- DATA SHOWN:
::::
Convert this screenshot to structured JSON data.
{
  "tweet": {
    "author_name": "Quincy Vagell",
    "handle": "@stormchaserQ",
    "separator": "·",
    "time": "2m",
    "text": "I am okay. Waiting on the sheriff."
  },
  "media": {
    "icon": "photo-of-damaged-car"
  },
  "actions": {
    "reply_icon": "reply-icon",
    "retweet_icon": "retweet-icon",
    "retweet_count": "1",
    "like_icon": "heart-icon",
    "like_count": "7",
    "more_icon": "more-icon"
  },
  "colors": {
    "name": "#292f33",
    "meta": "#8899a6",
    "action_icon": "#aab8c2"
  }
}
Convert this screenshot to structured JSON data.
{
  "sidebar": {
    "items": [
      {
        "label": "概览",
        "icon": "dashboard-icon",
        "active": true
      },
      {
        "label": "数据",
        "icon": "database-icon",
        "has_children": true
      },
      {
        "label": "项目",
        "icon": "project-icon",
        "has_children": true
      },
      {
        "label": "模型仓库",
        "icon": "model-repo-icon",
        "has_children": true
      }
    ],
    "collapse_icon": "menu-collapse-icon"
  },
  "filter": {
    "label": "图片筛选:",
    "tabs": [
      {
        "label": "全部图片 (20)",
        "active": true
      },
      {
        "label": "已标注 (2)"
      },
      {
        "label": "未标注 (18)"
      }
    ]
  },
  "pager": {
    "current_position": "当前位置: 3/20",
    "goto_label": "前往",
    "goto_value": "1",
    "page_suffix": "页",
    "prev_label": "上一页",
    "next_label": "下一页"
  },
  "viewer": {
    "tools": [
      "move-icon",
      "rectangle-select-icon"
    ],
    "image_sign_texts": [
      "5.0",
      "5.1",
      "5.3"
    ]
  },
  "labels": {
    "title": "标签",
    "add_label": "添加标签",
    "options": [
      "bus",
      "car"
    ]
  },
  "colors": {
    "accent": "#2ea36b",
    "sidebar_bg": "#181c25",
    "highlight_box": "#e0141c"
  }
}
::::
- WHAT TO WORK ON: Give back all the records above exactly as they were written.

- SOLUTION:
Convert this screenshot to structured JSON data.
{
  "tweet": {
    "author_name": "Quincy Vagell",
    "handle": "@stormchaserQ",
    "separator": "·",
    "time": "2m",
    "text": "I am okay. Waiting on the sheriff."
  },
  "media": {
    "icon": "photo-of-damaged-car"
  },
  "actions": {
    "reply_icon": "reply-icon",
    "retweet_icon": "retweet-icon",
    "retweet_count": "1",
    "like_icon": "heart-icon",
    "like_count": "7",
    "more_icon": "more-icon"
  },
  "colors": {
    "name": "#292f33",
    "meta": "#8899a6",
    "action_icon": "#aab8c2"
  }
}
Convert this screenshot to structured JSON data.
{
  "sidebar": {
    "items": [
      {
        "label": "概览",
        "icon": "dashboard-icon",
        "active": true
      },
      {
        "label": "数据",
        "icon": "database-icon",
        "has_children": true
      },
      {
        "label": "项目",
        "icon": "project-icon",
        "has_children": true
      },
      {
        "label": "模型仓库",
        "icon": "model-repo-icon",
        "has_children": true
      }
    ],
    "collapse_icon": "menu-collapse-icon"
  },
  "filter": {
    "label": "图片筛选:",
    "tabs": [
      {
        "label": "全部图片 (20)",
        "active": true
      },
      {
        "label": "已标注 (2)"
      },
      {
        "label": "未标注 (18)"
      }
    ]
  },
  "pager": {
    "current_position": "当前位置: 3/20",
    "goto_label": "前往",
    "goto_value": "1",
    "page_suffix": "页",
    "prev_label": "上一页",
    "next_label": "下一页"
  },
  "viewer": {
    "tools": [
      "move-icon",
      "rectangle-select-icon"
    ],
    "image_sign_texts": [
      "5.0",
      "5.1",
      "5.3"
    ]
  },
  "labels": {
    "title": "标签",
    "add_label": "添加标签",
    "options": [
      "bus",
      "car"
    ]
  },
  "colors": {
    "accent": "#2ea36b",
    "sidebar_bg": "#181c25",
    "highlight_box": "#e0141c"
  }
}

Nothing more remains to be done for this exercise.